▶ Work item
A single figure is the whole answer: the number of lines in the records that contain "attacks".

▶ Data extracts

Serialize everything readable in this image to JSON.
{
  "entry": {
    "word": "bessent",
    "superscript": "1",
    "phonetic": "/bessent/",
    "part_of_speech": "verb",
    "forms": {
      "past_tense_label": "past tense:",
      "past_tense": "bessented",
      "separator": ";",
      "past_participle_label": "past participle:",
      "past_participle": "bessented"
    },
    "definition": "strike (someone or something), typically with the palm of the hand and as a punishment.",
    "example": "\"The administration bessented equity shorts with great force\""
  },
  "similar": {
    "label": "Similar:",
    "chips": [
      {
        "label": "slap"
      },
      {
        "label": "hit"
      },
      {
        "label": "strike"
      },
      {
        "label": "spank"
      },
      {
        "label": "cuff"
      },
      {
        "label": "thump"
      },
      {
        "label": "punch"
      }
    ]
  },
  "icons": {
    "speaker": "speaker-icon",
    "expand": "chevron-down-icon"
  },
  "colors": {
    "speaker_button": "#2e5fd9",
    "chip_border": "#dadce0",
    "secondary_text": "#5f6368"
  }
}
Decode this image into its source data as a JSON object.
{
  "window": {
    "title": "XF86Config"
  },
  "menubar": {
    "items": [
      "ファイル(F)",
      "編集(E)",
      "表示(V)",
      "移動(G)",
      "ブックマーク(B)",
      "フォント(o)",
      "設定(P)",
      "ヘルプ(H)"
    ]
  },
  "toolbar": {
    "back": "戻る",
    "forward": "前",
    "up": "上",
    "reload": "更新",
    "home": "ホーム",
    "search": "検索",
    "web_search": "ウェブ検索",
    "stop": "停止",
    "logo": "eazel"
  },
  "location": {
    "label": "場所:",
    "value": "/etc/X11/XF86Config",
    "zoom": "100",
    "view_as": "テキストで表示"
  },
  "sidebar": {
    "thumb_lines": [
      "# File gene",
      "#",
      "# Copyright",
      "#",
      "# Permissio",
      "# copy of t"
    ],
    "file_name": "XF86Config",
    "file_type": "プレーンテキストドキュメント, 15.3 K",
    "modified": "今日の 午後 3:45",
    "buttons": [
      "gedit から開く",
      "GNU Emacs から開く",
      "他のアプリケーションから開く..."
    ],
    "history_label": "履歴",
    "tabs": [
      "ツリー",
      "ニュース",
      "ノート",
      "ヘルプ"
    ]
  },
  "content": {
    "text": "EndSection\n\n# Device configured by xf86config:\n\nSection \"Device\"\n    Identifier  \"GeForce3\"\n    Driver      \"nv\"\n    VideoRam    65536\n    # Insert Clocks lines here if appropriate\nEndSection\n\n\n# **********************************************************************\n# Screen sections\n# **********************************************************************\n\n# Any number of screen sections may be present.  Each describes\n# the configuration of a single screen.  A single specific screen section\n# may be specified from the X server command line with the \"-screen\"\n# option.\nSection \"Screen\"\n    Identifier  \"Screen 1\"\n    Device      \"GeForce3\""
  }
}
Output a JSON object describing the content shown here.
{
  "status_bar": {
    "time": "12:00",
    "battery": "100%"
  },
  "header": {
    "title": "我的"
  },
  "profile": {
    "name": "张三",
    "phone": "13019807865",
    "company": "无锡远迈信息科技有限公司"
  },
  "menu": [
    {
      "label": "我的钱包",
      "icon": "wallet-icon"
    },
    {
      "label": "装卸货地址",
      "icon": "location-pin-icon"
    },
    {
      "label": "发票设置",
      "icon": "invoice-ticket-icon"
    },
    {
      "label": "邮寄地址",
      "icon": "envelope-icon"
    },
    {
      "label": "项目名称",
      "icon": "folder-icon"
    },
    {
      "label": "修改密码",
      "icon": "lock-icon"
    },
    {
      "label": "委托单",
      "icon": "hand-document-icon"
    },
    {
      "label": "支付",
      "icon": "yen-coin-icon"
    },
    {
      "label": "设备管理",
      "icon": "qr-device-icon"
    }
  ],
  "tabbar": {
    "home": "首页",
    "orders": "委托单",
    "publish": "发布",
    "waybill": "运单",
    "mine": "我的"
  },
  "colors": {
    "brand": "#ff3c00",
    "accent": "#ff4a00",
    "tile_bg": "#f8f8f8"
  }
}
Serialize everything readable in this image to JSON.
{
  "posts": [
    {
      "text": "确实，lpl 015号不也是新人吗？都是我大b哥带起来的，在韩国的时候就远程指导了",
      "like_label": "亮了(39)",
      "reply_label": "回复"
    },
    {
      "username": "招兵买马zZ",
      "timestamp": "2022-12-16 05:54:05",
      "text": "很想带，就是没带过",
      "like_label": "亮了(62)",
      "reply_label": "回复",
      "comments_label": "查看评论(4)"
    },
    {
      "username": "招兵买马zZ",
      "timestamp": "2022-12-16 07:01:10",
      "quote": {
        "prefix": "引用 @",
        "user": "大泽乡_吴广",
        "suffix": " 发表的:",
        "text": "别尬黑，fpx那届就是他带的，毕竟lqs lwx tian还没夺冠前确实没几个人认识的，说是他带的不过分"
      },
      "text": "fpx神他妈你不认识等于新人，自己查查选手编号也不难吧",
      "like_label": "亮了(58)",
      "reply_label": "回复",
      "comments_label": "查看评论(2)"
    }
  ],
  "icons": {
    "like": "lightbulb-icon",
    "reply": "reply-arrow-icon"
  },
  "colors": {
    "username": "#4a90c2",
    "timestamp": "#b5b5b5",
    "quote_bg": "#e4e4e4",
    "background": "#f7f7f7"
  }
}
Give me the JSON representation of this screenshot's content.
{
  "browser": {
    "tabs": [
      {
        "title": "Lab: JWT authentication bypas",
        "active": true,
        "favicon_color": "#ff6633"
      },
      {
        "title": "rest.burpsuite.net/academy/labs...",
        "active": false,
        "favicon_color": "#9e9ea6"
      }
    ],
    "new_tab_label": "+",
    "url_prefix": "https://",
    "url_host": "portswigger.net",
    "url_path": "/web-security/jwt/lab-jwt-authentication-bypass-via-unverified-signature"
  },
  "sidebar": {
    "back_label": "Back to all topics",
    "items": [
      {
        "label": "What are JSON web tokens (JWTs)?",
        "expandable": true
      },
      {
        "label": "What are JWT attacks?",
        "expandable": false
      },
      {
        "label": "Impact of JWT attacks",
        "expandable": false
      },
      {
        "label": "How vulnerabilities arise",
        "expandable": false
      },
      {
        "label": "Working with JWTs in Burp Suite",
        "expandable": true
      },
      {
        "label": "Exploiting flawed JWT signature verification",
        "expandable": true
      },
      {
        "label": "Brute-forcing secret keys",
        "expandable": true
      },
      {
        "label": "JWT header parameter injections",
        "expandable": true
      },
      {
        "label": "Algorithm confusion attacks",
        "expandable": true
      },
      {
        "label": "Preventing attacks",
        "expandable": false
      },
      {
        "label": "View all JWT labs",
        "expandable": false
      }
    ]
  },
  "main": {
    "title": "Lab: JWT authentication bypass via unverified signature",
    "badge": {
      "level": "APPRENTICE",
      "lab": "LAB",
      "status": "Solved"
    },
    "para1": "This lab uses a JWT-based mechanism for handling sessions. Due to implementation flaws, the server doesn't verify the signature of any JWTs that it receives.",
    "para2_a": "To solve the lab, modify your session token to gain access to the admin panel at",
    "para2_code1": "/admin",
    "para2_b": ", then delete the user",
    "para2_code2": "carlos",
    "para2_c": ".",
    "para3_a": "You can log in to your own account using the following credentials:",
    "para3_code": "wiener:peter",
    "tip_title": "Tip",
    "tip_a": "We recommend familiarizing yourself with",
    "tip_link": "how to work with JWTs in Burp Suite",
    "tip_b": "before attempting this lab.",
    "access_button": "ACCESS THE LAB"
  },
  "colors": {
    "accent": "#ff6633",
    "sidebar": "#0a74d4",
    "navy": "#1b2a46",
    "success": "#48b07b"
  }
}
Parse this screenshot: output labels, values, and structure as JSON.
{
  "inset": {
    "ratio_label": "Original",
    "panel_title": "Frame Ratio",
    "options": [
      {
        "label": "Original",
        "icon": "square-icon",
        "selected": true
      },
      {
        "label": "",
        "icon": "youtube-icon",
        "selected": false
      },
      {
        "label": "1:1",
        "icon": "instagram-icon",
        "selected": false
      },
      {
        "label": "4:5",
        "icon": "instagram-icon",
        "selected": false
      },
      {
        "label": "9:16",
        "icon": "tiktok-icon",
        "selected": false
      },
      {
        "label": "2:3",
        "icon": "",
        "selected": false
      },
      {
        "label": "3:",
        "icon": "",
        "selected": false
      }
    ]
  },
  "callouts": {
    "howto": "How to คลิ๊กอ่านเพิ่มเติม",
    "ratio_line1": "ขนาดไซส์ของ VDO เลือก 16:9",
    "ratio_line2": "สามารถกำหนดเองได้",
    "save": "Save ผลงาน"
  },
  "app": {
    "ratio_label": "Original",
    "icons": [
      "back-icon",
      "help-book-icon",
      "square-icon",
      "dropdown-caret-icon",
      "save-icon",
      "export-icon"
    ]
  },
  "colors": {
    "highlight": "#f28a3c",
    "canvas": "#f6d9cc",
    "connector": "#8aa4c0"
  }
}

▶ Worked solution
4